There are a few good trails and many small trails through this unmanaged "patchwork" piece of forest ~ the approach to this cache will make all the difference!

During the mid 1800's settler's found their way to this area and began to set down roots. Perus and Electra Barney owned the land now called, Hidden Lake Forest Preserve. Records indicate that the area included a sawmill, post office, general store, schoolhouse, creamery and general store. Remnants of a millrace were discovered in an archaeological dig in 1987; however no traces of the mill were found.

Stretching in a line through this "patchwork" piece of forest is a stand of beautiful Osage (O-Say-G) Orange Trees. When exactly they were planted is not known yet the most likely scenario is during the first part of the 19th century when the land was owned by Arthur Cutten; one of the richest men in America, until the stock market crash of 1929. These beautiful, stately trees take their name from the Osage Native American Tribe. They are not native to this area but were planted regularly to form living fences and boundaries between farms. The forest has overgrown around them but one can imagine how they made a "stately" entrance to the grounds of Arthur Cutten. The clearing, just to the east, held several residences.

One of the most unusual "finds" at the Cutten Estate, when it was purchased by the DuPage Forest Preserve in 1977, were 2 Goddess Statues.

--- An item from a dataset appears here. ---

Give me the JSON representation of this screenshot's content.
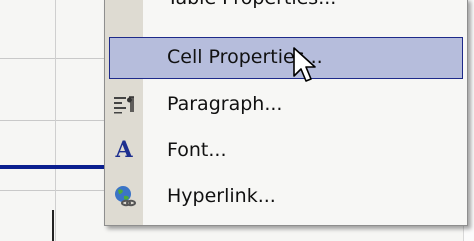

These statues originally stood on the second floor of the 1833 Chicago Board of Trade Building. They represent Industry and Agriculture.

When the CBOT was demolished in 1885, to make room for a new building, the statues "went missing"!. The statues were discovered in 1978 by the DuPage Forest Preserve District when they purchased the Cutten Estate and surrounding lands. The statues were moved to the entrance of the Danada Forest Preserve.

In an effort to reclaim their heritage, The Chicago Board of Trade and the DuPage Forest Preserve, worked to bring the Goddess Statues back home. Since 2005, the statues can be seen at The Chicago Board of Trade's outdoor plaza.

*CAUTION:Over the years several types of materials have been used for boundary markers ~ trees, wood fencing and barbed wire. Please use CAUTIONaround any barbed wire.
*Due to the number of logs posting about TICKS I'm providing a link for proper removal of TICKS from the Lyme Disease Associationwith a link to a very good brochure. Have fun, Be Safe! USE BUG REPELLANT, wear long pants and long sleeved shirts!

Additional Hints (No hints available.)